In fact, there are pro games where one player resigns by just being down a pawn, a pawn!

These are games where anything could happen, and although this might be a non-beginner sample, there would definitely be a decrease on drawn games with value variation in place, draws are sooo boring after all.

There is a much bigger in depth analysis when it comes to which piece count in general is better than the other, you might consider searching other resource for that.

What I would say is that positional circumstance play a huge role in determining exchange decisions, even being down the score of piece’s value can sometimes still lead to a victory with correct play.

What’s the purpose?

The purpose of the game is to capture multiple pieces through intelligent exchanges in order to execute a checkmate.

A checkmate is the ultimate goal of all goals, and where other objectives are based from, all efforts are made to achieve a checkmate.

It doesn’t matter how well you’ve done in terms of piece’s count, the player who get checkmated first will be considered defeated regardless of any other factors within the chess board.

A checkmate is when the King has been put into a check (direct threat) with no escape option, that forces a capture next turn no matter what.

Count of captured pieces doesn’t matter as long as the checkmate has been put to effect.

This means that the purpose of chess is a race to see who can get which King first.

The game actually ends in a draw if there are no sufficient pieces that can possibly put the King in a checkmate.

I’m not saying that you shouldn’t focus on capturing pieces at all as that would actually be doing the checkmating.

But I’ve seen some players lose so much tempo just to preserve their own pieces while ignoring the King!

They end up losing from checkmate regardless of their advantage, so it’s better to combine both piece count and King’s safety for your terms of play, this would just make you a better player in general.

This is actually the part that gets me excited the most when I’m just a beginner.

I immediately notice the rules that only favor the capture of one piece!

So whenever I play I try my best to launch an attack for that target, which is a style I have for a very long time.

Lots of current players even professionals also adapt this style of play (although there are few of them), and those who do, hook people to chess.

Specially the extreme examples where the play involves heavy sacrifices like that of Mikhail Tal, which produce beautiful games where what’s left are very few pieces and well, a checkmated King!

In conclusion, Chess is a complicated game to get into at first, but I promise it will get easier when you nail the basics.

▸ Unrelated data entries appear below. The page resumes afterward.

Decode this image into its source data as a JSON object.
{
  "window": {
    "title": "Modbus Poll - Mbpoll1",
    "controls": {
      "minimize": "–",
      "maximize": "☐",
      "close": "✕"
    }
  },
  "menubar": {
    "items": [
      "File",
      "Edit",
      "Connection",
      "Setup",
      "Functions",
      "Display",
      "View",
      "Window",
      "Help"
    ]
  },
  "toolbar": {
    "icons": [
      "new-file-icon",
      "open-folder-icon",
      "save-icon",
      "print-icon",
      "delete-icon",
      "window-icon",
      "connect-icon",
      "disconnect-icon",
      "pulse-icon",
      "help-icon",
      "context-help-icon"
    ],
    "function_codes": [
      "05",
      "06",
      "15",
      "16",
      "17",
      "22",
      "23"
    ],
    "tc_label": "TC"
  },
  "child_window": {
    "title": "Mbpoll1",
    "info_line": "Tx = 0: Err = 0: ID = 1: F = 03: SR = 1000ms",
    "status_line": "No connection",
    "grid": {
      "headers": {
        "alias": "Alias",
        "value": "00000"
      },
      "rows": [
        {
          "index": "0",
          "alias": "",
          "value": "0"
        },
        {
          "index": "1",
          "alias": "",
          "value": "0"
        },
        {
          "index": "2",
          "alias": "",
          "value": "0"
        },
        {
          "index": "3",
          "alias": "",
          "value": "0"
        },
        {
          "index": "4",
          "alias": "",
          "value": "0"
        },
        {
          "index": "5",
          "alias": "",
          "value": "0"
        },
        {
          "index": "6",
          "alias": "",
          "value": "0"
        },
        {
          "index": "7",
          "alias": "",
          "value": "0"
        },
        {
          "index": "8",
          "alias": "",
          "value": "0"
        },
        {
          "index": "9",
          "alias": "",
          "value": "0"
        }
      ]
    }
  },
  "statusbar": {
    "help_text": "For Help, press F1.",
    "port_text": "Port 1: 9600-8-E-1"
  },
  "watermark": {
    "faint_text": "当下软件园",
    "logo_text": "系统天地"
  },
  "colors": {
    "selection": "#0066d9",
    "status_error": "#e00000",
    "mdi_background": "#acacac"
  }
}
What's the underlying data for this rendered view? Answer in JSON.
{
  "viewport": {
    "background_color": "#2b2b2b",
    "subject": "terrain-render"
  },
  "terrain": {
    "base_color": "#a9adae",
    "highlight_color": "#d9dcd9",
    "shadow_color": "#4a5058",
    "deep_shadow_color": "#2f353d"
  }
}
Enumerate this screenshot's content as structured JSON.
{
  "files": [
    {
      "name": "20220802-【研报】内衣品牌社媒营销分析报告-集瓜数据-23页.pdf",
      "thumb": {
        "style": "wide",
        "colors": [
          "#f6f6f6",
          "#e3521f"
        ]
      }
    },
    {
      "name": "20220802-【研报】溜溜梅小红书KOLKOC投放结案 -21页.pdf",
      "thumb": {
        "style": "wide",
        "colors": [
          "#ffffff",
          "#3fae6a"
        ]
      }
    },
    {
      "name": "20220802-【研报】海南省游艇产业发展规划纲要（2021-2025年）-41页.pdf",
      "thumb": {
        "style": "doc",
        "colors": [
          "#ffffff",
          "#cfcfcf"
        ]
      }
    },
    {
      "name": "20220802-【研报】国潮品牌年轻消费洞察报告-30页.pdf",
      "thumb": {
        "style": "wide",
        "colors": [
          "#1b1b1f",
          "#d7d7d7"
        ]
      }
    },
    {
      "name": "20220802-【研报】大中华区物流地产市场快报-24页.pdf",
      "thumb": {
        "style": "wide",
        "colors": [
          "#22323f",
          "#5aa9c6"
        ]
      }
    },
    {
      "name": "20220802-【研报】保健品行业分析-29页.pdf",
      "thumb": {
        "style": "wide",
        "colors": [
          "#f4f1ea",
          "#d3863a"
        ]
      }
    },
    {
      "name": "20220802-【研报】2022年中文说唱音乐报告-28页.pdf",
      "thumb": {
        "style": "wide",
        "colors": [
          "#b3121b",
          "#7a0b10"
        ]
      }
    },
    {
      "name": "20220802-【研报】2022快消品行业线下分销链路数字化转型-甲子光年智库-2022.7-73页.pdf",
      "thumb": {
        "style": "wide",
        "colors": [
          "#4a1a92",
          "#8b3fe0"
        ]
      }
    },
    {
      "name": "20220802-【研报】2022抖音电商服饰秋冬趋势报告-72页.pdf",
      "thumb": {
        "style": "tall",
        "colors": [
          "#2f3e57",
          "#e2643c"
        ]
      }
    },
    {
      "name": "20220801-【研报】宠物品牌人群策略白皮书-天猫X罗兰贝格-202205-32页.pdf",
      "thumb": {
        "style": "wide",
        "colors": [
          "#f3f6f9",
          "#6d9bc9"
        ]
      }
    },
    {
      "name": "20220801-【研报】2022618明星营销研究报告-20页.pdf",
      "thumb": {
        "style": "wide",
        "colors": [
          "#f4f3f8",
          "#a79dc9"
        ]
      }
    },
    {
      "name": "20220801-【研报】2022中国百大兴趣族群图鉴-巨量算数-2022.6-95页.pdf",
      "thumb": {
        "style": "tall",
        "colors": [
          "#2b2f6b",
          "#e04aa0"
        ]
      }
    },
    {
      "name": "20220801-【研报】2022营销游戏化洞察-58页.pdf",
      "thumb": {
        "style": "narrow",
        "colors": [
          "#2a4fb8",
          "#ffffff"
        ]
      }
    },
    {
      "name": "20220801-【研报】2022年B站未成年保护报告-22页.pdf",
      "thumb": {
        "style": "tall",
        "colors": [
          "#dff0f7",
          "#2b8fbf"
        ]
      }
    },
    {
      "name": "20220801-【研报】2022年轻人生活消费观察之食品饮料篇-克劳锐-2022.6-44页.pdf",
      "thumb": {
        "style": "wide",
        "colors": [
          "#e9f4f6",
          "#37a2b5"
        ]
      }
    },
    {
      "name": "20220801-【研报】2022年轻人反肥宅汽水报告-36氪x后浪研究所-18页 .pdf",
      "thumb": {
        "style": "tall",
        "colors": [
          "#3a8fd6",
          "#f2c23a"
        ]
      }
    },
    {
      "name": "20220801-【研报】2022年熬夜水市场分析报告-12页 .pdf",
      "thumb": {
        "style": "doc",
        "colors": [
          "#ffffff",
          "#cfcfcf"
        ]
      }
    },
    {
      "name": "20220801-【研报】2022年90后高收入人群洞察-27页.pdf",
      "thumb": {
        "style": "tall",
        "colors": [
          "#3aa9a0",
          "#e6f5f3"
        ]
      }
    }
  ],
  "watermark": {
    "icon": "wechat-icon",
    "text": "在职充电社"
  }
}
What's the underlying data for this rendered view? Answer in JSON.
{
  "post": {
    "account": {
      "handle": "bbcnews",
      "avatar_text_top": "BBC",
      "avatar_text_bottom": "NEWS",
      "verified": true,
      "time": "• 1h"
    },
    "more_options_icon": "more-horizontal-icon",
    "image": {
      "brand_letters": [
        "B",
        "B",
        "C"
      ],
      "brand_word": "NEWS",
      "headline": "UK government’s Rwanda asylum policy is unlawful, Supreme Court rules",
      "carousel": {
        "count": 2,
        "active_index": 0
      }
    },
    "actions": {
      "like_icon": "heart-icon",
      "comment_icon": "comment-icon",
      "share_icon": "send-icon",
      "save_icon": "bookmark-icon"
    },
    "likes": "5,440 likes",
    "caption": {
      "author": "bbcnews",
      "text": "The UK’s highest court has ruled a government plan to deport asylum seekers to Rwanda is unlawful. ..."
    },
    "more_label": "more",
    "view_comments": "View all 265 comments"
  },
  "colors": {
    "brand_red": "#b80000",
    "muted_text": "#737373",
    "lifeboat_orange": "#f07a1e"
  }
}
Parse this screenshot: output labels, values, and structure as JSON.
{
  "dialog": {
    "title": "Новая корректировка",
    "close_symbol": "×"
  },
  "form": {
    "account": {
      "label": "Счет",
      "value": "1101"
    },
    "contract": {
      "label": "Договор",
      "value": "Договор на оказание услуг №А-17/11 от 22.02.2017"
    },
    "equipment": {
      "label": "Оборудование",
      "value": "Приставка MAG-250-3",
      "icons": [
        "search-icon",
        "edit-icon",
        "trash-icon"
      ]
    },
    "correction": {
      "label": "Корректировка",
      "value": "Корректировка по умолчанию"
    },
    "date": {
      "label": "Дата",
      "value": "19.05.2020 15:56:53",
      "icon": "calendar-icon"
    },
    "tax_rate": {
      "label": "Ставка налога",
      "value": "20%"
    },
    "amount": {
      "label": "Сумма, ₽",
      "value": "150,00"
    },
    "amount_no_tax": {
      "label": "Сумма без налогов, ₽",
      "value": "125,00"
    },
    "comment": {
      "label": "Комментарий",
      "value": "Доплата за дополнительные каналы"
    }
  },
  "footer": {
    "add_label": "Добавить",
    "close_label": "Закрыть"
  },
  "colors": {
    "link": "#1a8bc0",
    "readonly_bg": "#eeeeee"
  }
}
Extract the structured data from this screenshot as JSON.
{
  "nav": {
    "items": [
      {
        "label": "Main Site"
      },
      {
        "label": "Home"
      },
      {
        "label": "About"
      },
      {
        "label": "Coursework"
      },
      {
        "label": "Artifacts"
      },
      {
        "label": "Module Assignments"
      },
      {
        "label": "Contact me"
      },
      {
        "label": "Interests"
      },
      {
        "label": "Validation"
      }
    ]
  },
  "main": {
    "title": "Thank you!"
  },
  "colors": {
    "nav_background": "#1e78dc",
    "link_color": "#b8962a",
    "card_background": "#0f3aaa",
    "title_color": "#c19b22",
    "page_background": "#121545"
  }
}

Things could get really exciting in thrilled tournaments just like watching NBA.

I personally have moments to be like “oooh, he played that?” all it takes is to understand what’s going on and you can enjoy, it would be waste to miss such opportunity otherwise.